From that point on, the doors to NBA officials or relevant sports industry players, as well as sports associations in Japan opened up. Kajikawa went on to participate in Tokyo’s bid for the 2016 Summer Olympics (which eventually went to Rio), and founded the company, Cheer Blossom, Inc., which provides consultation in CSR to Japan’s professional basketball league – B. League. And when she established the non-profit organization, Next Big Pivot, she became a significant player not only in promoting the empowerment of women in sports business, but also advocating for the development of basketball in Japan.

If you are interested in learning more about Next Big Pivot and Kajikawa’s plans, click here.

 

Individual Men's Road Race
From the book, Tokyo Olympiad 1964_Kyodo News Service

It was the morning of October 8, two days before the start of the 1964 Tokyo Olympics. Top Swiss cyclists Hans Lüthi and Heinz Heinemann were on the Koshu Highway in western Tokyo getting some training in when a truck, entering from a side road, hit them.

Lüthi had contusions on his left arm and his chest, waist and thighs, while Heinemann, a veteran of the 1960 Rome Olympics, had contusions on his waist, legs and hands. Doctors at the Jinwakai Hospital in Hachioji, according to The Yomiuri of October 9, 1964, were quoted as saying “Heinemann’s injuries would require one week’s medical treatment and Luthi’s three weeks’ treatment.” The article also said that they “might be unable to participate in the Olympic events.”

As it turned out, the men’s individual road race took place on October 22, two weeks after the accident, and both Lüthi and Heinemann were able to compete. While the records of who was in what place and when they finished in this 194-kilomter race is unclear for this particular event, according to this site, Lüthi appears to have finished in 16th in a field of 107, not far off from legend-to-be Eddy Merckx . Heinemann finished 63rd.
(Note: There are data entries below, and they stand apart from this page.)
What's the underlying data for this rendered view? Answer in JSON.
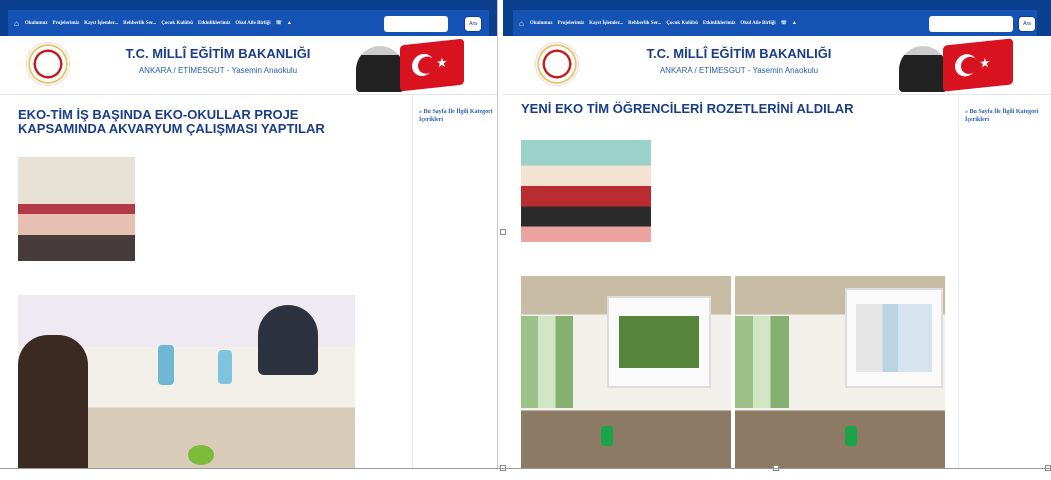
{
  "left_panel": {
    "nav": {
      "items": [
        "Okulumuz",
        "Projelerimiz",
        "Kayıt İşlemler...",
        "Rehberlik Ser...",
        "Çocuk Kulübü",
        "Etkinliklerimiz",
        "Okul Aile Birliği"
      ],
      "search_placeholder": "",
      "search_button": "Ara"
    },
    "header": {
      "title": "T.C. MİLLÎ EĞİTİM BAKANLIĞI",
      "subtitle": "ANKARA / ETİMESGUT - Yasemin Anaokulu"
    },
    "article": {
      "title": "EKO-TİM İŞ BAŞINDA EKO-OKULLAR PROJE KAPSAMINDA AKVARYUM ÇALIŞMASI YAPTILAR"
    },
    "sidebar": {
      "link": "» Bu Sayfa İle İlgili Kategori İçerikleri"
    }
  },
  "right_panel": {
    "nav": {
      "items": [
        "Okulumuz",
        "Projelerimiz",
        "Kayıt İşlemler...",
        "Rehberlik Ser...",
        "Çocuk Kulübü",
        "Etkinliklerimiz",
        "Okul Aile Birliği"
      ],
      "search_placeholder": "",
      "search_button": "Ara"
    },
    "header": {
      "title": "T.C. MİLLÎ EĞİTİM BAKANLIĞI",
      "subtitle": "ANKARA / ETİMESGUT - Yasemin Anaokulu"
    },
    "article": {
      "title": "YENİ EKO TİM ÖĞRENCİLERİ ROZETLERİNİ ALDILAR"
    },
    "sidebar": {
      "link": "» Bu Sayfa İle İlgili Kategori İçerikleri"
    }
  },
  "icons": {
    "home": "home-icon",
    "phone": "phone-icon",
    "person": "person-icon"
  },
  "colors": {
    "nav_bg": "#0d3f8f",
    "nav_bar": "#1452b4",
    "title_blue": "#1a3d8a",
    "flag_red": "#d8121f"
  }
}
If one believes what one reads in the press at the time, every single Japanese in Tokyo took it upon themselves to be the perfect ambassador to any foreigner they came upon. Thus the truck driver, one Katsu Wada, might have been mortified that he was the one who may have ended the Olympic dreams of these cyclists.

Cyclist Hans Luthi and driver Katsu Wada
Cyclist Hans Luthi and driver Katsu Wada.

As you can see in the above photo, Wada publicly showed his contrition.

But as The Yomiuri article goes on to say, it may have been the Swiss who were in the wrong. According to the Metropolitan Police Department, “the Tokyo Olympic Organizing Committee (TOOC) had approved an advance schedule for practice by Olympic cyclists to enable police to impose restrictions to protect cyclists from vehicles. According to the schedule, Olympic cyclists were to practice on the road race course on eight days, October 2, 4, 5, 6, 12, 14, 19 and 22 under police protection, said the MPD.”